[MATERIAL PROVIDED — start]

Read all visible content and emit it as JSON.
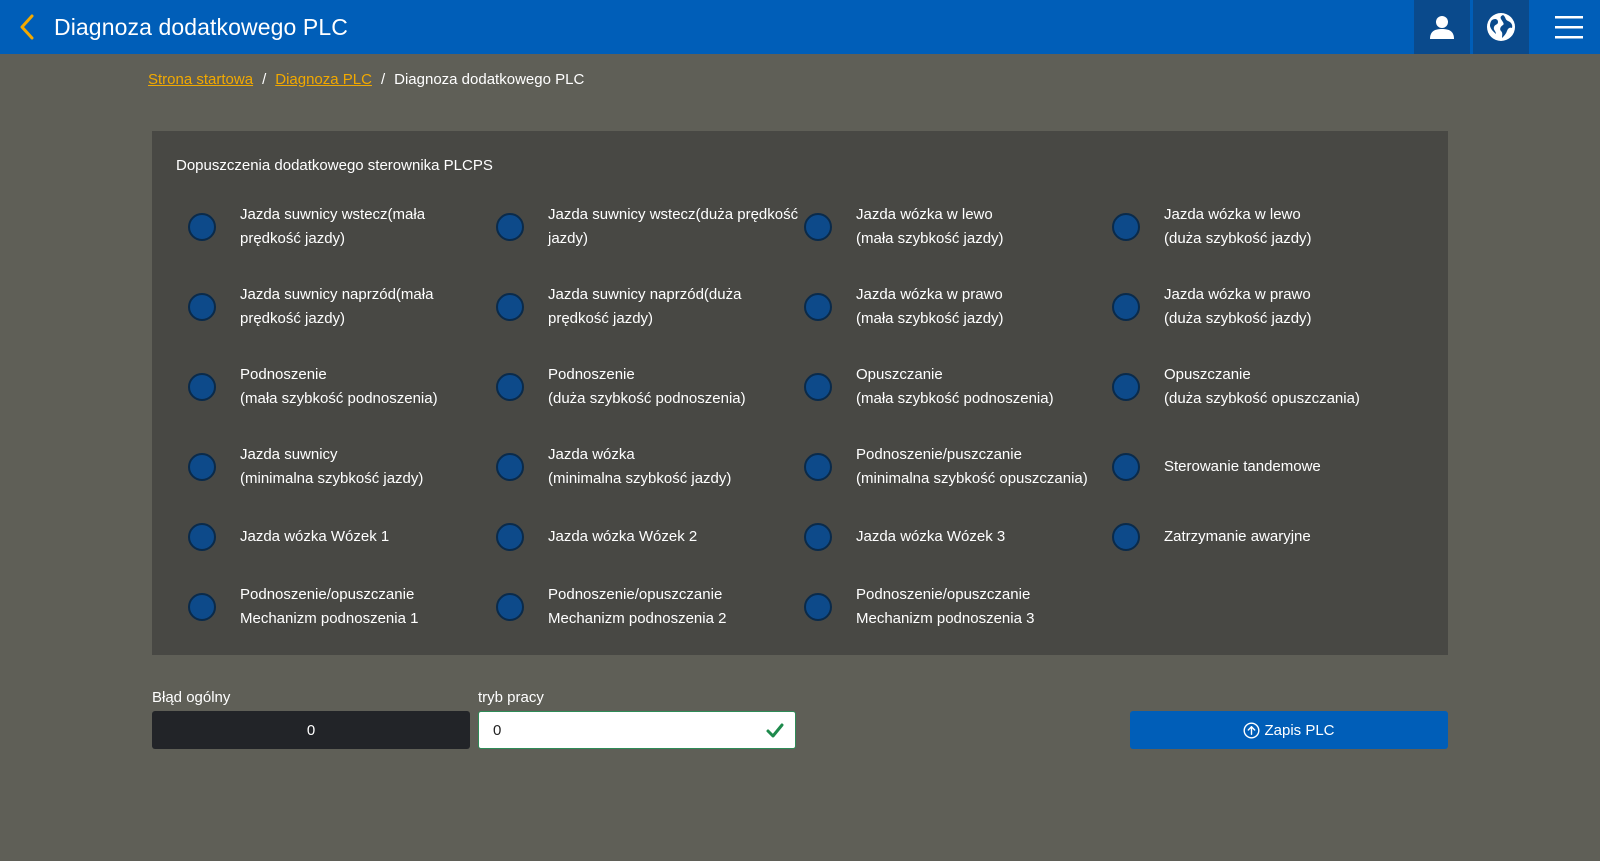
{
  "header": {
    "title": "Diagnoza dodatkowego PLC",
    "back_icon": "chevron-left-icon",
    "accent_color": "#f2a900",
    "bar_color": "#005eb8",
    "buttons": [
      "user-icon",
      "globe-icon",
      "hamburger-menu-icon"
    ]
  },
  "breadcrumb": {
    "items": [
      {
        "label": "Strona startowa",
        "link": true
      },
      {
        "label": "Diagnoza PLC",
        "link": true
      },
      {
        "label": "Diagnoza dodatkowego PLC",
        "link": false
      }
    ],
    "separator": "/"
  },
  "panel": {
    "title": "Dopuszczenia dodatkowego sterownika PLCPS",
    "lamp_color": "#0d4a8a",
    "rows": [
      [
        "Jazda suwnicy wstecz(mała\nprędkość jazdy)",
        "Jazda suwnicy wstecz(duża prędkość\njazdy)",
        "Jazda wózka w lewo\n(mała szybkość jazdy)",
        "Jazda wózka w lewo\n(duża szybkość jazdy)"
      ],
      [
        "Jazda suwnicy naprzód(mała\nprędkość jazdy)",
        "Jazda suwnicy naprzód(duża\nprędkość jazdy)",
        "Jazda wózka w prawo\n(mała szybkość jazdy)",
        "Jazda wózka w prawo\n(duża szybkość jazdy)"
      ],
      [
        "Podnoszenie\n(mała szybkość podnoszenia)",
        "Podnoszenie\n(duża szybkość podnoszenia)",
        "Opuszczanie\n(mała szybkość podnoszenia)",
        "Opuszczanie\n(duża szybkość opuszczania)"
      ],
      [
        "Jazda suwnicy\n(minimalna szybkość jazdy)",
        "Jazda wózka\n(minimalna szybkość jazdy)",
        "Podnoszenie/puszczanie\n(minimalna szybkość opuszczania)",
        "Sterowanie tandemowe"
      ],
      [
        "Jazda wózka Wózek 1",
        "Jazda wózka Wózek 2",
        "Jazda wózka Wózek 3",
        "Zatrzymanie awaryjne"
      ],
      [
        "Podnoszenie/opuszczanie\nMechanizm podnoszenia 1",
        "Podnoszenie/opuszczanie\nMechanizm podnoszenia 2",
        "Podnoszenie/opuszczanie\nMechanizm podnoszenia 3"
      ]
    ]
  },
  "form": {
    "error_label": "Błąd ogólny",
    "error_value": "0",
    "mode_label": "tryb pracy",
    "mode_value": "0",
    "mode_valid_icon": "check-icon",
    "save_label": "Zapis PLC",
    "save_icon": "upload-circle-icon"
  }
}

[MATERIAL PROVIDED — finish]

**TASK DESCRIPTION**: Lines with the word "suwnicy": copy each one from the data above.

**OUTPUT BELOW**:
        "Jazda suwnicy wstecz(mała\nprędkość jazdy)",
        "Jazda suwnicy wstecz(duża prędkość\njazdy)",
        "Jazda suwnicy naprzód(mała\nprędkość jazdy)",
        "Jazda suwnicy naprzód(duża\nprędkość jazdy)",
        "Jazda suwnicy\n(minimalna szybkość jazdy)",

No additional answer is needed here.